[Task requirements]
Tally up the lines in the following entries where the string "background" appears, and answer with the number alone.

[Given data]
# # # # # # #

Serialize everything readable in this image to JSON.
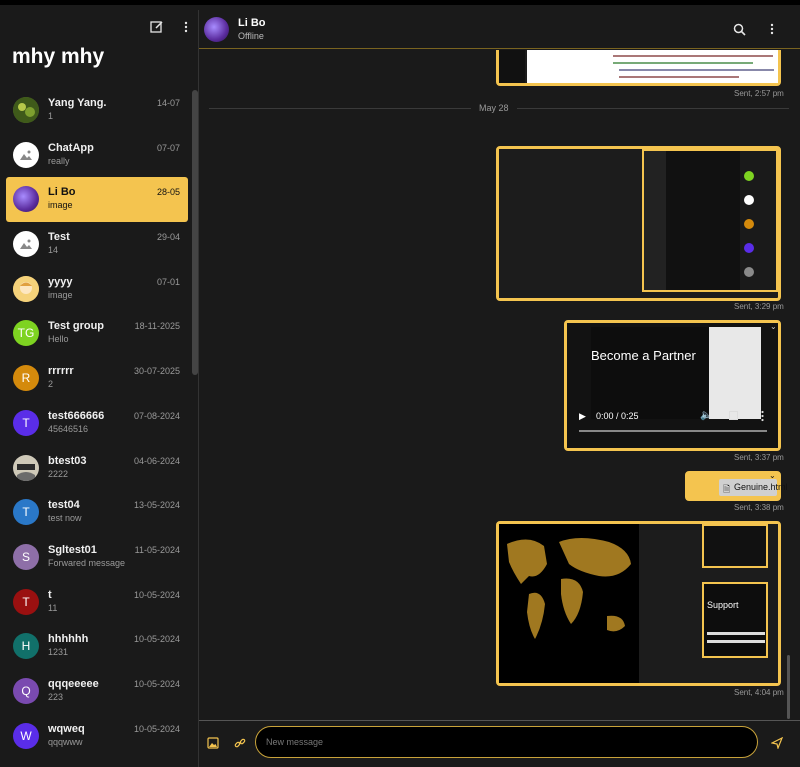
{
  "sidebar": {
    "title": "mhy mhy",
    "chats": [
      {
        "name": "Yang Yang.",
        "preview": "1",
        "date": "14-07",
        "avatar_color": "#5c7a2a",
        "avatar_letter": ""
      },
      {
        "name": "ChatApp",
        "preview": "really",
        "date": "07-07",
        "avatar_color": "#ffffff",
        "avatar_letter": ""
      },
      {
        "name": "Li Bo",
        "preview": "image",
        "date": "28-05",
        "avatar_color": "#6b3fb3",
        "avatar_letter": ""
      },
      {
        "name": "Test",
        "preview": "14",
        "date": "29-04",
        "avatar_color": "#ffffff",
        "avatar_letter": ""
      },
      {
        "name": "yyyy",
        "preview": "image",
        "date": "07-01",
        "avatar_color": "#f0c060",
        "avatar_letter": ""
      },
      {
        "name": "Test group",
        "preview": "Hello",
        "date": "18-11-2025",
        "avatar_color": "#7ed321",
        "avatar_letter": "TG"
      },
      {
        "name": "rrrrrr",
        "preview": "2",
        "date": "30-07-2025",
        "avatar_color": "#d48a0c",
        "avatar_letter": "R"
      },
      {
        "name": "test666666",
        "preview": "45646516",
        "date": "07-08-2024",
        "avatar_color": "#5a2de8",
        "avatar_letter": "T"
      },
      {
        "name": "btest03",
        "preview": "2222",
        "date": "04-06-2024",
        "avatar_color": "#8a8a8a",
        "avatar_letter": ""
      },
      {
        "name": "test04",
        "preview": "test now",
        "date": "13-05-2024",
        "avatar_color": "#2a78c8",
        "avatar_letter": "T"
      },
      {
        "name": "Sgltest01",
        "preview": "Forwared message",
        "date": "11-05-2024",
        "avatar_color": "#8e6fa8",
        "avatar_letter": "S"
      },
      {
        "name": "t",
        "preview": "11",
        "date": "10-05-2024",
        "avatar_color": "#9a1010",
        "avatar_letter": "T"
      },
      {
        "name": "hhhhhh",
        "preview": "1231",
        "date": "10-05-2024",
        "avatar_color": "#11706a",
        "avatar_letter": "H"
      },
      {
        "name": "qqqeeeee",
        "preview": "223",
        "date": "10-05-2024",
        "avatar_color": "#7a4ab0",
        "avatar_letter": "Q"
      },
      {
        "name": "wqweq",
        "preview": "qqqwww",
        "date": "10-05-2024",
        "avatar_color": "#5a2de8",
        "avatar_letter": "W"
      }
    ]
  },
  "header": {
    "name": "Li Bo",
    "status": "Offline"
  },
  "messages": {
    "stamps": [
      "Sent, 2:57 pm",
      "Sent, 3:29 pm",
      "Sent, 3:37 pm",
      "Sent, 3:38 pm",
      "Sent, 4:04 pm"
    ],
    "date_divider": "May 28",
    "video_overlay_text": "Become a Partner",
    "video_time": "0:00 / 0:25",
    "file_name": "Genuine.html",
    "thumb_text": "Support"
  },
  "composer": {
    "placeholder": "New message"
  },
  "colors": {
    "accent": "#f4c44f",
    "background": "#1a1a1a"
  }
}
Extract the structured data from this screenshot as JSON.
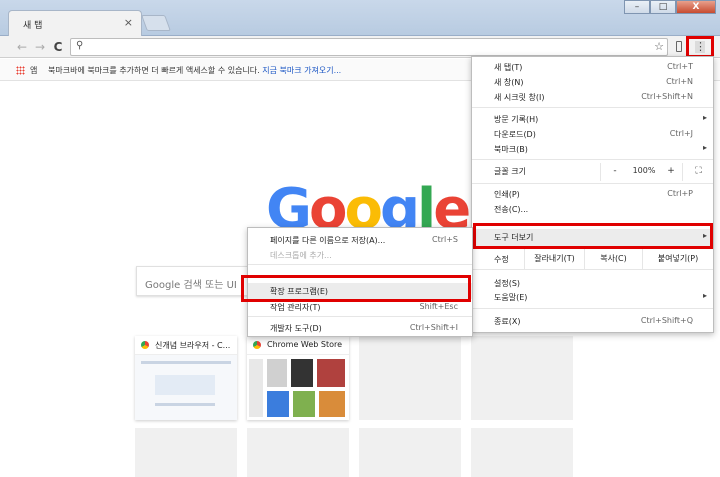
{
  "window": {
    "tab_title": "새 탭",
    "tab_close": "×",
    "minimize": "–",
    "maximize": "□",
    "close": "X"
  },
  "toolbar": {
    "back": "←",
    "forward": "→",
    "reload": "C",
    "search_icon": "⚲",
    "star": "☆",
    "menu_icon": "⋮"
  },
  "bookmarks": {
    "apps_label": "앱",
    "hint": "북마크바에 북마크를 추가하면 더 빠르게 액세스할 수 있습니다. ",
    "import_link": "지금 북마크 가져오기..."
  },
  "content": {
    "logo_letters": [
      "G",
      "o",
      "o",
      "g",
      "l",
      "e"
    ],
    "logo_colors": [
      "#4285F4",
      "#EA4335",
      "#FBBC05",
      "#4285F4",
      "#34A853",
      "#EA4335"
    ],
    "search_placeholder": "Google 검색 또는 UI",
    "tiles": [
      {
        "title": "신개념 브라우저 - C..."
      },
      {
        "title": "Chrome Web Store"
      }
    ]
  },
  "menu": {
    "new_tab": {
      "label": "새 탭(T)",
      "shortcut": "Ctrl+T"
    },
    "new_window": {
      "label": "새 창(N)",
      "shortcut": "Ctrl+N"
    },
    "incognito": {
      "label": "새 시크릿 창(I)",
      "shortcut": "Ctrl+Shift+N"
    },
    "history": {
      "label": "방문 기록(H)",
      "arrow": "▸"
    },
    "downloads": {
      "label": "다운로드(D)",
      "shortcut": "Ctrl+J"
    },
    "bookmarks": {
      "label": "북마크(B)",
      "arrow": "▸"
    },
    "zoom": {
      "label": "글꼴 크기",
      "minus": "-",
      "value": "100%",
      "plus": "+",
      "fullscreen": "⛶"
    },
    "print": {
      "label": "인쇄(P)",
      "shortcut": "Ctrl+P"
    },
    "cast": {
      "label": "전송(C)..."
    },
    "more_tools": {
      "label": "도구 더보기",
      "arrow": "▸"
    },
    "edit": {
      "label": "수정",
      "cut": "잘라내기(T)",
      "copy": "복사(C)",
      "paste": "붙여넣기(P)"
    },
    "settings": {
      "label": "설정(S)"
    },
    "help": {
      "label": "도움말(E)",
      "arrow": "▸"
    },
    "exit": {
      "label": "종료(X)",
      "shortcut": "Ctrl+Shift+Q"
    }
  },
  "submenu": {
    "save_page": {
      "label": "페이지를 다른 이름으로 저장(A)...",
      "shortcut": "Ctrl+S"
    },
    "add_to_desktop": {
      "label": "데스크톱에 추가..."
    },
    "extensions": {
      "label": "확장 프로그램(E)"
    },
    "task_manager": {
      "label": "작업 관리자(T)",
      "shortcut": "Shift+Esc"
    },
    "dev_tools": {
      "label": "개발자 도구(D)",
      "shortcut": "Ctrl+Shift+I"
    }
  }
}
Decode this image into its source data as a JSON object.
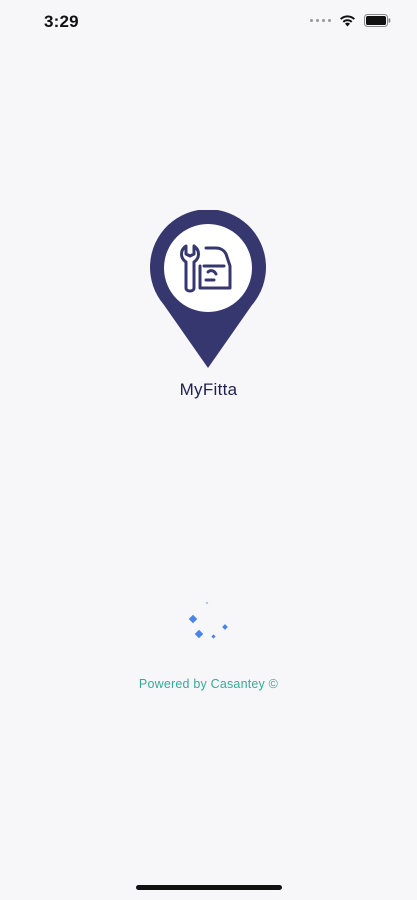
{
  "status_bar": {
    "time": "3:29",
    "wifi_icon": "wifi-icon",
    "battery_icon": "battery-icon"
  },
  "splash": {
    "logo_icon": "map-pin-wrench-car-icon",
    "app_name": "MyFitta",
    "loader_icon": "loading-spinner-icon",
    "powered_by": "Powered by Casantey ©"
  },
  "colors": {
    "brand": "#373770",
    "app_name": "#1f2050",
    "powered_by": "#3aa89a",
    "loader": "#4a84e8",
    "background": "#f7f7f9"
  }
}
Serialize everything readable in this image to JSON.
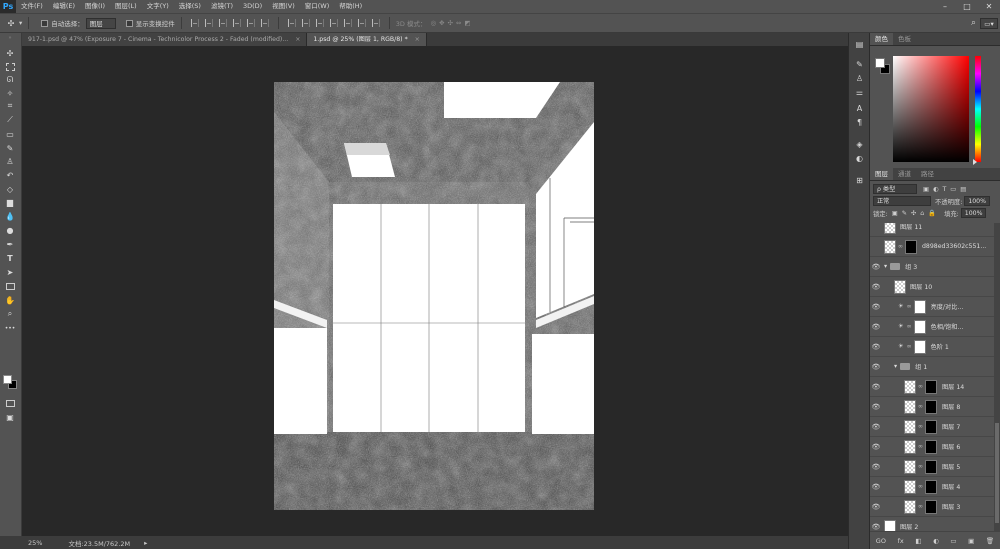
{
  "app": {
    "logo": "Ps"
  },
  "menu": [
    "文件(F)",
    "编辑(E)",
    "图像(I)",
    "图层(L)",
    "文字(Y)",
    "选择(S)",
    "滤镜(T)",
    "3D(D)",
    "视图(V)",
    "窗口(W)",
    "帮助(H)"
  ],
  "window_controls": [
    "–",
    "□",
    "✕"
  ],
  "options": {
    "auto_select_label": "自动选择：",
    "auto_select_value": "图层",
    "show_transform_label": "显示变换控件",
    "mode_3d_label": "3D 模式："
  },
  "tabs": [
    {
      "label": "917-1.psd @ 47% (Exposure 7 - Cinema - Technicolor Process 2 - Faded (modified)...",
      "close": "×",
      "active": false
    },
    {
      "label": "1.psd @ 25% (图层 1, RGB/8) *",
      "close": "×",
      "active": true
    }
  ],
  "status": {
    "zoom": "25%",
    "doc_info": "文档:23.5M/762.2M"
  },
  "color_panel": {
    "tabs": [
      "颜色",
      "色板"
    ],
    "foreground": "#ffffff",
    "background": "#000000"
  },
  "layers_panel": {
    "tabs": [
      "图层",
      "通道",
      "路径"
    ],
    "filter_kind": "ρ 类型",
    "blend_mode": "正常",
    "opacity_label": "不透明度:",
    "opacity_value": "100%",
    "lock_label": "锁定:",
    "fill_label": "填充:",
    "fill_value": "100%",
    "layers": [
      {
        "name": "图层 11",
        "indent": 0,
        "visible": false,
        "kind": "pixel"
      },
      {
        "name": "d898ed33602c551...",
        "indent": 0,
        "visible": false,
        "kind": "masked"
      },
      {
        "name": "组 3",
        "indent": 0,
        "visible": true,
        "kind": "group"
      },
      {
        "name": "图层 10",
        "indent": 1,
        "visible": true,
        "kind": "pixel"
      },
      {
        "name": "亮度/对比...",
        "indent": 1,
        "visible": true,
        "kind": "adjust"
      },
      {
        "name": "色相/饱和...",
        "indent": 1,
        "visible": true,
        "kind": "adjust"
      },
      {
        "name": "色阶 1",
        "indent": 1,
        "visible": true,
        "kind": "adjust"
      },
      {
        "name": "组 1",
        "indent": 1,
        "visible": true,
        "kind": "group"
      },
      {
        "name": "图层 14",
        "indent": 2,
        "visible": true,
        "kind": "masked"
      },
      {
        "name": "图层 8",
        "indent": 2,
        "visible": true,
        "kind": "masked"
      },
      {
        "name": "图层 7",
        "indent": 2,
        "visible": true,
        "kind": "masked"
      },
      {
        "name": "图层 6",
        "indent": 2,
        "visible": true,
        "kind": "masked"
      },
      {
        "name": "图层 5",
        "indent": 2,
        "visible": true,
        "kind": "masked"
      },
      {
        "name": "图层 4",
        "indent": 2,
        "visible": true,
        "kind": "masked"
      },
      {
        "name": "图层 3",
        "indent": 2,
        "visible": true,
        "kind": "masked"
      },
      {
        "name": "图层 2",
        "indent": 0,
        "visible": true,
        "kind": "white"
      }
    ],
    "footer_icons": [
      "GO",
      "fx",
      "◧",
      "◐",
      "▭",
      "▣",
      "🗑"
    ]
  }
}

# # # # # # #

[Result]
3